In the lines below, find the one that contains "Output a JSON" and write it out exactly, along with every line that follows it.

▽

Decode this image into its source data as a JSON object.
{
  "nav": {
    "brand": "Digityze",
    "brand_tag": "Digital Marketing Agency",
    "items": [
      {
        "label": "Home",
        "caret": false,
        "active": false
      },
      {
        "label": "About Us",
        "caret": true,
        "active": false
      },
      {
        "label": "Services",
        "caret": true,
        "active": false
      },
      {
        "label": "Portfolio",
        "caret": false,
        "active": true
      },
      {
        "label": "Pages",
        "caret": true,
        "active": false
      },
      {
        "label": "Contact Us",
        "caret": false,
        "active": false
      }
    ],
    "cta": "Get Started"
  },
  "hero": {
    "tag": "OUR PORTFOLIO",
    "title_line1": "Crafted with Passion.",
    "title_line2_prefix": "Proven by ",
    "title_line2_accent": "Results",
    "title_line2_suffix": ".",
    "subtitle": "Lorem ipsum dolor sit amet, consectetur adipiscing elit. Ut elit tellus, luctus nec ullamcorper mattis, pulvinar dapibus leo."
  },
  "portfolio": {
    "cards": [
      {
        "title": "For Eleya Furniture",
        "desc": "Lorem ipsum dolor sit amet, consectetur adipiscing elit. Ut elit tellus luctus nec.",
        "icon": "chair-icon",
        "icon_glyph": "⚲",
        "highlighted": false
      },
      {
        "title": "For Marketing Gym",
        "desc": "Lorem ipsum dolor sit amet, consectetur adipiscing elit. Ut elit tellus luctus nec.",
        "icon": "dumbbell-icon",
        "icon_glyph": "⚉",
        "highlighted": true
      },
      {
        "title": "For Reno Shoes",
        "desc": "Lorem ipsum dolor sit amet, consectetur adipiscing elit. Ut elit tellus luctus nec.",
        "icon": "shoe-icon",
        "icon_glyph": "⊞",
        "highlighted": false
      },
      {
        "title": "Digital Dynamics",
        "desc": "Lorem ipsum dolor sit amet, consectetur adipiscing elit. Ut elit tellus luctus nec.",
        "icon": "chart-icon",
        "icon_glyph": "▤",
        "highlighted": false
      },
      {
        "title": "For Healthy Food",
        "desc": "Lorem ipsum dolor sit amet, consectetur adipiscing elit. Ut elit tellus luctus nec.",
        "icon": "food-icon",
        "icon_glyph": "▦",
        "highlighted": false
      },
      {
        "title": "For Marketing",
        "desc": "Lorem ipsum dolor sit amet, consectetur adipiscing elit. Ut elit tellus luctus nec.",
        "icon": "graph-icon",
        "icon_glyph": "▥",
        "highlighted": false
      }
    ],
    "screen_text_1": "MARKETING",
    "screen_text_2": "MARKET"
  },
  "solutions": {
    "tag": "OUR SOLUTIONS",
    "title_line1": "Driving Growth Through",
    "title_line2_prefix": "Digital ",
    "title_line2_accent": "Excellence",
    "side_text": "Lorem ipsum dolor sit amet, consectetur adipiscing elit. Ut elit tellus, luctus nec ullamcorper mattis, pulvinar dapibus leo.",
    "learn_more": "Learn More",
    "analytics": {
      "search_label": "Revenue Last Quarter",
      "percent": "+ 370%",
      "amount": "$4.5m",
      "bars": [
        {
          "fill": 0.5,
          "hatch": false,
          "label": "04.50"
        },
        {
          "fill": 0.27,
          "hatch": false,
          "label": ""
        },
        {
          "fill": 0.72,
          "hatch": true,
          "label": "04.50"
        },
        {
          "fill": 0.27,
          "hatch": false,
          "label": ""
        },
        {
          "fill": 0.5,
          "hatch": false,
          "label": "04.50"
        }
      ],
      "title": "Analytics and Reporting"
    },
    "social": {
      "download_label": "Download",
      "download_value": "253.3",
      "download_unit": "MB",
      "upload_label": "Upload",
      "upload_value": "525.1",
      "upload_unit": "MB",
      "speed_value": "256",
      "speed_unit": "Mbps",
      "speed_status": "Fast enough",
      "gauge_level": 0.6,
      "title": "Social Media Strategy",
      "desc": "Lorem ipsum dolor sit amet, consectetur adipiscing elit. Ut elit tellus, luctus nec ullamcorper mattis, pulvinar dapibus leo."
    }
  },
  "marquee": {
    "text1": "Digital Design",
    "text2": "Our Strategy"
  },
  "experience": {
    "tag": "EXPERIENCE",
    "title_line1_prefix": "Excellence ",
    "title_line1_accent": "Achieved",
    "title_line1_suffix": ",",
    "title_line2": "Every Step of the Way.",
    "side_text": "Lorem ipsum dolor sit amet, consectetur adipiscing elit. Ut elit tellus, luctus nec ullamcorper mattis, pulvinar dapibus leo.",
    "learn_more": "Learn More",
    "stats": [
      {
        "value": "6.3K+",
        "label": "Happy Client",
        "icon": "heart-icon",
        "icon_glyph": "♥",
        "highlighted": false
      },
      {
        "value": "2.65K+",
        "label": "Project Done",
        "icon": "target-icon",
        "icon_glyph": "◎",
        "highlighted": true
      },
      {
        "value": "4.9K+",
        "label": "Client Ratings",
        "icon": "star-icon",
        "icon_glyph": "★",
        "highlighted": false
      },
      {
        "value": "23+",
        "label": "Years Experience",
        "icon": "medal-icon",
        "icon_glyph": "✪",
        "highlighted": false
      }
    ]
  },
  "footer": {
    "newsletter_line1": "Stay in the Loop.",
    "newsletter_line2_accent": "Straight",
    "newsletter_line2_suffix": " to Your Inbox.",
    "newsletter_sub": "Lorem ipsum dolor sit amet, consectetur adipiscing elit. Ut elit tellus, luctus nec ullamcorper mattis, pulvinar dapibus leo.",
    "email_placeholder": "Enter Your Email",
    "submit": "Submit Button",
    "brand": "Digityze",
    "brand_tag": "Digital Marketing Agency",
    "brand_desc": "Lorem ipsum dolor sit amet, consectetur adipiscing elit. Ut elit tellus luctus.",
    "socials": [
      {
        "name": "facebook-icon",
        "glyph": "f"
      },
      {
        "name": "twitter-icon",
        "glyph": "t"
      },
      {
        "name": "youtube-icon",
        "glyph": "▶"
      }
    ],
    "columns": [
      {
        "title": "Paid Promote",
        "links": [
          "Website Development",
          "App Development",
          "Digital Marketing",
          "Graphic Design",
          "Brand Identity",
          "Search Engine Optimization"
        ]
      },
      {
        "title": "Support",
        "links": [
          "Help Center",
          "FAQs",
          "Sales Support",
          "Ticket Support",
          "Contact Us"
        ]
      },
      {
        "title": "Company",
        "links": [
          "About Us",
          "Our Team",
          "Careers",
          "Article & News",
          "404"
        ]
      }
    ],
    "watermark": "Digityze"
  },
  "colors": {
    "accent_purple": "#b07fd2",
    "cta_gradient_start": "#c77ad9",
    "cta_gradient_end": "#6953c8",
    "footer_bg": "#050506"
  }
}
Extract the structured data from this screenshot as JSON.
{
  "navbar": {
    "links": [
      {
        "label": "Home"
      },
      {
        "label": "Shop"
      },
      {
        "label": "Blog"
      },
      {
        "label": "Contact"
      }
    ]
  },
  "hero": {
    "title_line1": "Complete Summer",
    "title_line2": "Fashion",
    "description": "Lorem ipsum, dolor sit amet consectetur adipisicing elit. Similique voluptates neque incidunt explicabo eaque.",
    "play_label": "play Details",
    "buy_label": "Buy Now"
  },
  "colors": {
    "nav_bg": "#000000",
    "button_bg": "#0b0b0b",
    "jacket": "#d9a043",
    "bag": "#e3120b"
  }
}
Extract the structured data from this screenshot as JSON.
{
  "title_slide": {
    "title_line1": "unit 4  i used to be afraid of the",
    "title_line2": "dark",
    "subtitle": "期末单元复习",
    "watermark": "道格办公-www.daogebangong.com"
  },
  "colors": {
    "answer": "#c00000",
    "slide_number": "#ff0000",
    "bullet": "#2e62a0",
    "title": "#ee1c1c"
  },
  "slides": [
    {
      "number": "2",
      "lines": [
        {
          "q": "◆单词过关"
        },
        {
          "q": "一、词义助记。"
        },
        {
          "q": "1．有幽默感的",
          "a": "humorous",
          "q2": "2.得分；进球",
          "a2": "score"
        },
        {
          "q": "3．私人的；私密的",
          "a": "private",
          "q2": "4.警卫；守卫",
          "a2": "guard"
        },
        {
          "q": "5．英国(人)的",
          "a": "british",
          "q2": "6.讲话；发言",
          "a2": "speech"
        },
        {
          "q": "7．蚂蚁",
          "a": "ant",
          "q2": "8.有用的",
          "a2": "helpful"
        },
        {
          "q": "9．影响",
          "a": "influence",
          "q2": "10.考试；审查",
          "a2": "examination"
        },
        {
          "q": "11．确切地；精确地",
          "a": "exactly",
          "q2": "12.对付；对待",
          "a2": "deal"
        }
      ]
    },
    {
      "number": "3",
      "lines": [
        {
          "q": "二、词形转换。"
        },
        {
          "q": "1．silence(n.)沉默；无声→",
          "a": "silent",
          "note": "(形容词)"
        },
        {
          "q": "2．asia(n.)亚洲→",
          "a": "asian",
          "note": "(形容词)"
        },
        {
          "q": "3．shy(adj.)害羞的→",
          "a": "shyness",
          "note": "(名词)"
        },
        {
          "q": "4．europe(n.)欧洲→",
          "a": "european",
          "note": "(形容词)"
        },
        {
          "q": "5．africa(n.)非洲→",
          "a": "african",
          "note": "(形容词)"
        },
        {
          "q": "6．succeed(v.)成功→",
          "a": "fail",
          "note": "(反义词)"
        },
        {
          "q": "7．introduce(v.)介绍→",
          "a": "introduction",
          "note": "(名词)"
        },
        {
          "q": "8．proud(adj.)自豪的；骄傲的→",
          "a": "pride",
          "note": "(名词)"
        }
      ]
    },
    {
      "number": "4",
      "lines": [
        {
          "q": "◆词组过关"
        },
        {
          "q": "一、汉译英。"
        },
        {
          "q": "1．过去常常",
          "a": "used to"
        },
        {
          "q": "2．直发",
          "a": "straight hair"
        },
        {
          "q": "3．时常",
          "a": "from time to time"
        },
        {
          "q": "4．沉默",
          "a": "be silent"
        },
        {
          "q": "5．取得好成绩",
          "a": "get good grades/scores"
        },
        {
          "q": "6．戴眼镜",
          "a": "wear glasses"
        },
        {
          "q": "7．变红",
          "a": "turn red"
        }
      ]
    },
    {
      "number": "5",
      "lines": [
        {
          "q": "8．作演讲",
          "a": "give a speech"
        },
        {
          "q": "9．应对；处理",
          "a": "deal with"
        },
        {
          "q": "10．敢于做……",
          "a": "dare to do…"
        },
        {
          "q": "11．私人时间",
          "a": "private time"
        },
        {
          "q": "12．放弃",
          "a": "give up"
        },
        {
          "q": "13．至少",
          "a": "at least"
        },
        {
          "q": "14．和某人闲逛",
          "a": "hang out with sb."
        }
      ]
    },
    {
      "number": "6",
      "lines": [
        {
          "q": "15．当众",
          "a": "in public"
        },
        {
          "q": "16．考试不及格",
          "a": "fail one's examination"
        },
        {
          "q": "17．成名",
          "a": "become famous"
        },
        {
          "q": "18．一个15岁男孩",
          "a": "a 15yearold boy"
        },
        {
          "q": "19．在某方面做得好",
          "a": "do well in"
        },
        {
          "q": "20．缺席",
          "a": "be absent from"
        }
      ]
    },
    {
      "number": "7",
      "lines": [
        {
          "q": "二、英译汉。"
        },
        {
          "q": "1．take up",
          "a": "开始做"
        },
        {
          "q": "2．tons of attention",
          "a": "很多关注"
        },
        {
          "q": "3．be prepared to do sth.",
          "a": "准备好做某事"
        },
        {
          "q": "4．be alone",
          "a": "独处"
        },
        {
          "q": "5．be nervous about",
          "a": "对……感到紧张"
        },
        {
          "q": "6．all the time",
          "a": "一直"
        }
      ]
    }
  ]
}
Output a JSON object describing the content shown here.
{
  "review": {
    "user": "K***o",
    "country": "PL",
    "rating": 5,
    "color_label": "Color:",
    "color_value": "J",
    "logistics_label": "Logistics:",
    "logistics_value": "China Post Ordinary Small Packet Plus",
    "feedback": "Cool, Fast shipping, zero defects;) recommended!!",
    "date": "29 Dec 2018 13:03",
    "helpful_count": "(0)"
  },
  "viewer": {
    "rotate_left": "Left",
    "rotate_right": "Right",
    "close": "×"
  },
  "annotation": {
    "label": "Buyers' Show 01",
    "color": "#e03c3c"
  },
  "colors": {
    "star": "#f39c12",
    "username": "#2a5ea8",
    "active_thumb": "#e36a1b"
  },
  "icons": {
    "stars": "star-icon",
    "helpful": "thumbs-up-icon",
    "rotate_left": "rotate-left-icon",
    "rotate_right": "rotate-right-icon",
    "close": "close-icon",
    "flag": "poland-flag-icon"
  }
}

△

- OUTPUT FOR THIS EXERCISE:
Output a JSON object describing the content shown here.
{
  "review": {
    "user": "K***o",
    "country": "PL",
    "rating": 5,
    "color_label": "Color:",
    "color_value": "J",
    "logistics_label": "Logistics:",
    "logistics_value": "China Post Ordinary Small Packet Plus",
    "feedback": "Cool, Fast shipping, zero defects;) recommended!!",
    "date": "29 Dec 2018 13:03",
    "helpful_count": "(0)"
  },
  "viewer": {
    "rotate_left": "Left",
    "rotate_right": "Right",
    "close": "×"
  },
  "annotation": {
    "label": "Buyers' Show 01",
    "color": "#e03c3c"
  },
  "colors": {
    "star": "#f39c12",
    "username": "#2a5ea8",
    "active_thumb": "#e36a1b"
  },
  "icons": {
    "stars": "star-icon",
    "helpful": "thumbs-up-icon",
    "rotate_left": "rotate-left-icon",
    "rotate_right": "rotate-right-icon",
    "close": "close-icon",
    "flag": "poland-flag-icon"
  }
}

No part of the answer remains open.